Sunday, November 22, 2009


I am grateful for the many thoughtful comments (mostly private) on the last post. It's true that, at the moment, the organ is anything but "in." Chamber music and symphonies by Central European, German-speaking composers, written between 1775 and 1925 -- that is in. But look at how the Early Music movement was a mere curiosity in the 1950s. In the 1960s it was derided, but it was becoming prevalent enough to scare people into that derision. By the 1970s it was starting to be trendy; now people were really becoming scared. By the 1980s, Boston had more Early Music happening than the other kind. Today, most all classical musicians of any camp perform Baroque music with some sort of stylistic understanding. In 1950 it wouldn't have seemed possible.
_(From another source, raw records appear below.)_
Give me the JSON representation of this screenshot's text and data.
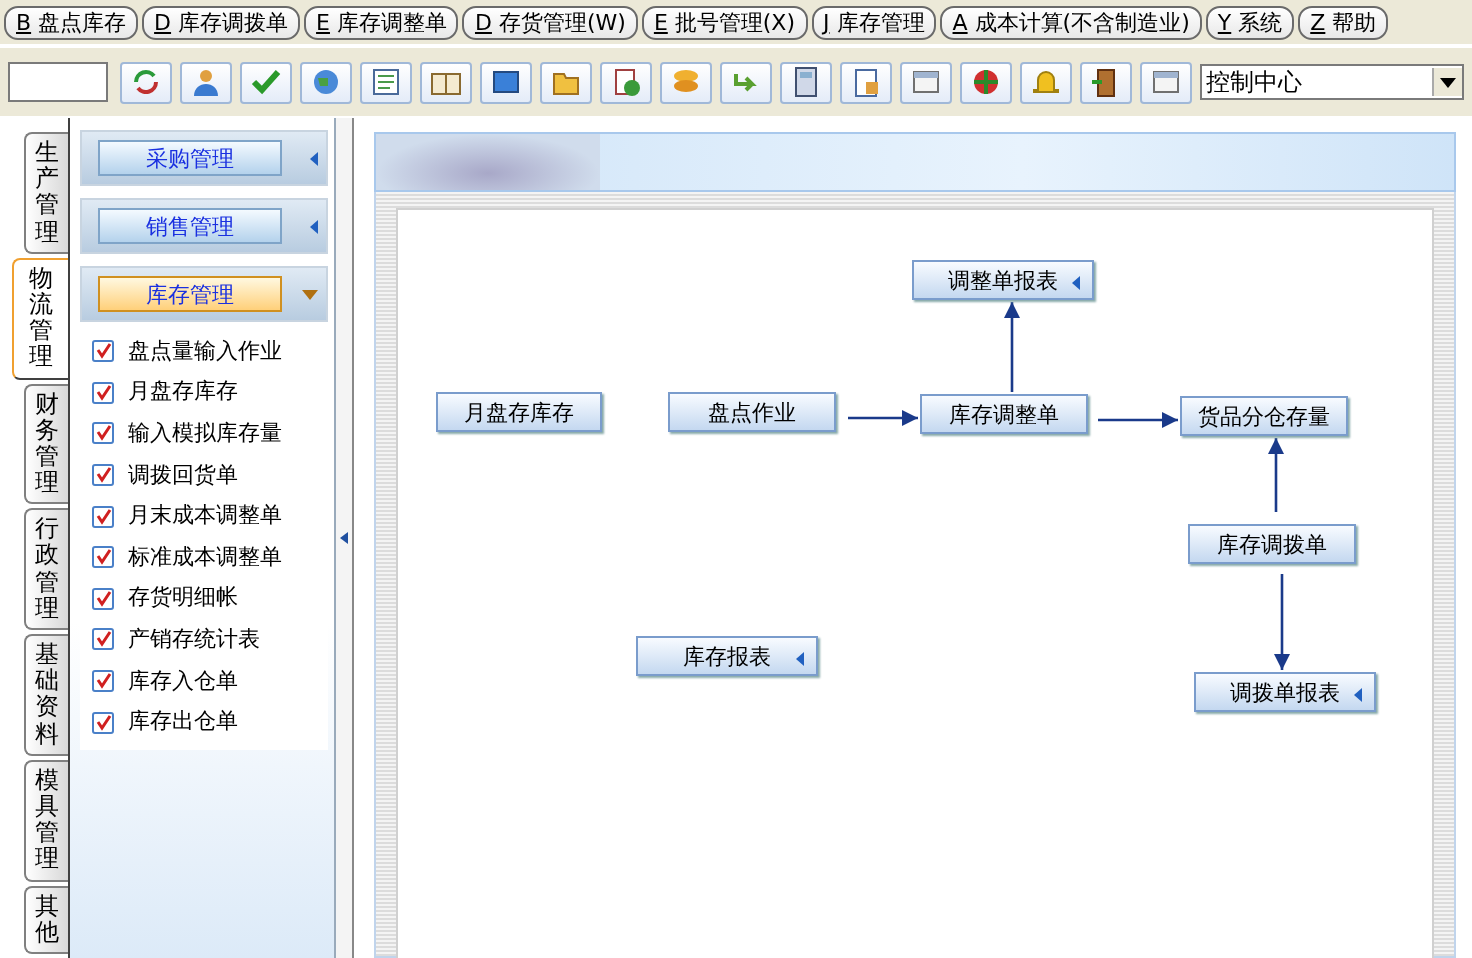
{
  "menu_bar": [
    {
      "key": "B",
      "label": "盘点库存"
    },
    {
      "key": "D",
      "label": "库存调拨单"
    },
    {
      "key": "E",
      "label": "库存调整单"
    },
    {
      "key": "D",
      "label": "存货管理(W)"
    },
    {
      "key": "E",
      "label": "批号管理(X)"
    },
    {
      "key": "J",
      "label": "库存管理"
    },
    {
      "key": "A",
      "label": "成本计算(不含制造业)"
    },
    {
      "key": "Y",
      "label": "系统"
    },
    {
      "key": "Z",
      "label": "帮助"
    }
  ],
  "toolbar": {
    "dropdown": {
      "value": "控制中心"
    }
  },
  "side_tabs": [
    {
      "label": "生产管理",
      "selected": false
    },
    {
      "label": "物流管理",
      "selected": true
    },
    {
      "label": "财务管理",
      "selected": false
    },
    {
      "label": "行政管理",
      "selected": false
    },
    {
      "label": "基础资料",
      "selected": false
    },
    {
      "label": "模具管理",
      "selected": false
    },
    {
      "label": "其他",
      "selected": false
    }
  ],
  "sidebar": {
    "sections": [
      {
        "label": "采购管理",
        "expanded": false
      },
      {
        "label": "销售管理",
        "expanded": false
      },
      {
        "label": "库存管理",
        "expanded": true,
        "items": [
          "盘点量输入作业",
          "月盘存库存",
          "输入模拟库存量",
          "调拨回货单",
          "月末成本调整单",
          "标准成本调整单",
          "存货明细帐",
          "产销存统计表",
          "库存入仓单",
          "库存出仓单"
        ]
      }
    ]
  },
  "flowchart": {
    "nodes": [
      {
        "label": "调整单报表",
        "kind": "report"
      },
      {
        "label": "月盘存库存",
        "kind": "process"
      },
      {
        "label": "盘点作业",
        "kind": "process"
      },
      {
        "label": "库存调整单",
        "kind": "process"
      },
      {
        "label": "货品分仓存量",
        "kind": "process"
      },
      {
        "label": "库存调拨单",
        "kind": "process"
      },
      {
        "label": "库存报表",
        "kind": "report"
      },
      {
        "label": "调拨单报表",
        "kind": "report"
      }
    ]
  }
}
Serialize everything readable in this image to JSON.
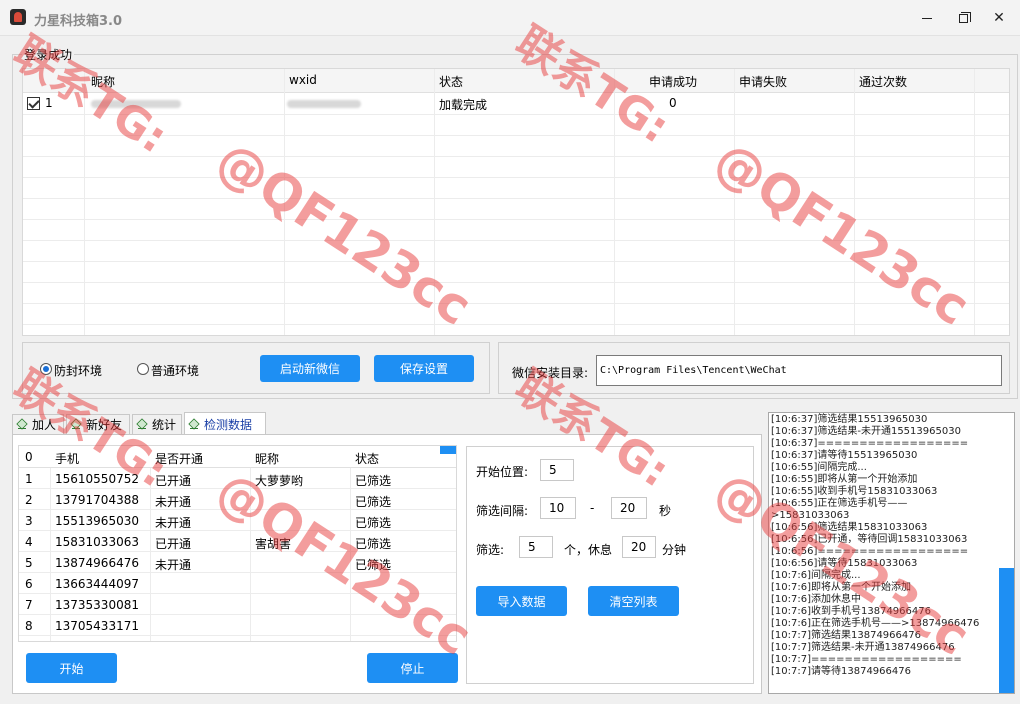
{
  "window": {
    "title": "力星科技箱3.0"
  },
  "login": {
    "status_caption": "登录成功",
    "columns": [
      "昵称",
      "wxid",
      "状态",
      "申请成功",
      "申请失败",
      "通过次数"
    ],
    "rows": [
      {
        "index": "1",
        "status": "加载完成",
        "apply_success": "0"
      }
    ]
  },
  "env": {
    "option_anti_ban": "防封环境",
    "option_normal": "普通环境",
    "selected": "防封环境",
    "start_wechat_label": "启动新微信",
    "save_settings_label": "保存设置"
  },
  "path": {
    "label": "微信安装目录:",
    "value": "C:\\Program Files\\Tencent\\WeChat"
  },
  "tabs": [
    {
      "label": "加人"
    },
    {
      "label": "新好友"
    },
    {
      "label": "统计"
    },
    {
      "label": "检测数据",
      "active": true
    }
  ],
  "data_table": {
    "columns": [
      "0",
      "手机",
      "是否开通",
      "昵称",
      "状态"
    ],
    "rows": [
      {
        "no": "1",
        "phone": "15610550752",
        "opened": "已开通",
        "nickname": "大萝萝哟",
        "status": "已筛选"
      },
      {
        "no": "2",
        "phone": "13791704388",
        "opened": "未开通",
        "nickname": "",
        "status": "已筛选"
      },
      {
        "no": "3",
        "phone": "15513965030",
        "opened": "未开通",
        "nickname": "",
        "status": "已筛选"
      },
      {
        "no": "4",
        "phone": "15831033063",
        "opened": "已开通",
        "nickname": "害胡害",
        "status": "已筛选"
      },
      {
        "no": "5",
        "phone": "13874966476",
        "opened": "未开通",
        "nickname": "",
        "status": "已筛选"
      },
      {
        "no": "6",
        "phone": "13663444097",
        "opened": "",
        "nickname": "",
        "status": ""
      },
      {
        "no": "7",
        "phone": "13735330081",
        "opened": "",
        "nickname": "",
        "status": ""
      },
      {
        "no": "8",
        "phone": "13705433171",
        "opened": "",
        "nickname": "",
        "status": ""
      }
    ]
  },
  "settings": {
    "start_pos_label": "开始位置:",
    "start_pos_value": "5",
    "interval_label": "筛选间隔:",
    "interval_min": "10",
    "interval_sep": "-",
    "interval_max": "20",
    "interval_unit": "秒",
    "filter_label": "筛选:",
    "filter_count": "5",
    "filter_rest_label": "个，休息",
    "filter_rest_value": "20",
    "filter_rest_unit": "分钟",
    "import_label": "导入数据",
    "clear_label": "清空列表"
  },
  "actions": {
    "start_label": "开始",
    "stop_label": "停止"
  },
  "log": [
    "[10:6:37]筛选结果15513965030",
    "[10:6:37]筛选结果-未开通15513965030",
    "[10:6:37]==================",
    "[10:6:37]请等待15513965030",
    "[10:6:55]间隔完成...",
    "[10:6:55]即将从第一个开始添加",
    "[10:6:55]收到手机号15831033063",
    "[10:6:55]正在筛选手机号——",
    ">15831033063",
    "[10:6:56]筛选结果15831033063",
    "[10:6:56]已开通，等待回调15831033063",
    "[10:6:56]==================",
    "[10:6:56]请等待15831033063",
    "[10:7:6]间隔完成...",
    "[10:7:6]即将从第一个开始添加",
    "[10:7:6]添加休息中",
    "[10:7:6]收到手机号13874966476",
    "[10:7:6]正在筛选手机号——>13874966476",
    "[10:7:7]筛选结果13874966476",
    "[10:7:7]筛选结果-未开通13874966476",
    "[10:7:7]==================",
    "[10:7:7]请等待13874966476"
  ],
  "watermark": {
    "contact": "联系TG:",
    "handle": "@QF123cc"
  }
}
Why can't there be a musical renaissance if there's already been a culinary one? Today you can go to a regular supermarket and find 15 kinds of whole bean coffee, 15 kinds of pasta, 15 kinds of cheese, 15 kinds of olive oil, 15 kinds of wheat bread ... As recently as 20 years ago, you had to go to expensive specialty stores for anything like that. And TV didn't have entire cooking networks -- there were Julia Child and the Frugal Gourmet, and only a couple of other smaller names. The public has become culinarily more sophisticated, more aware. It can also happen for music, and especially for the organ. In fact, I think it will.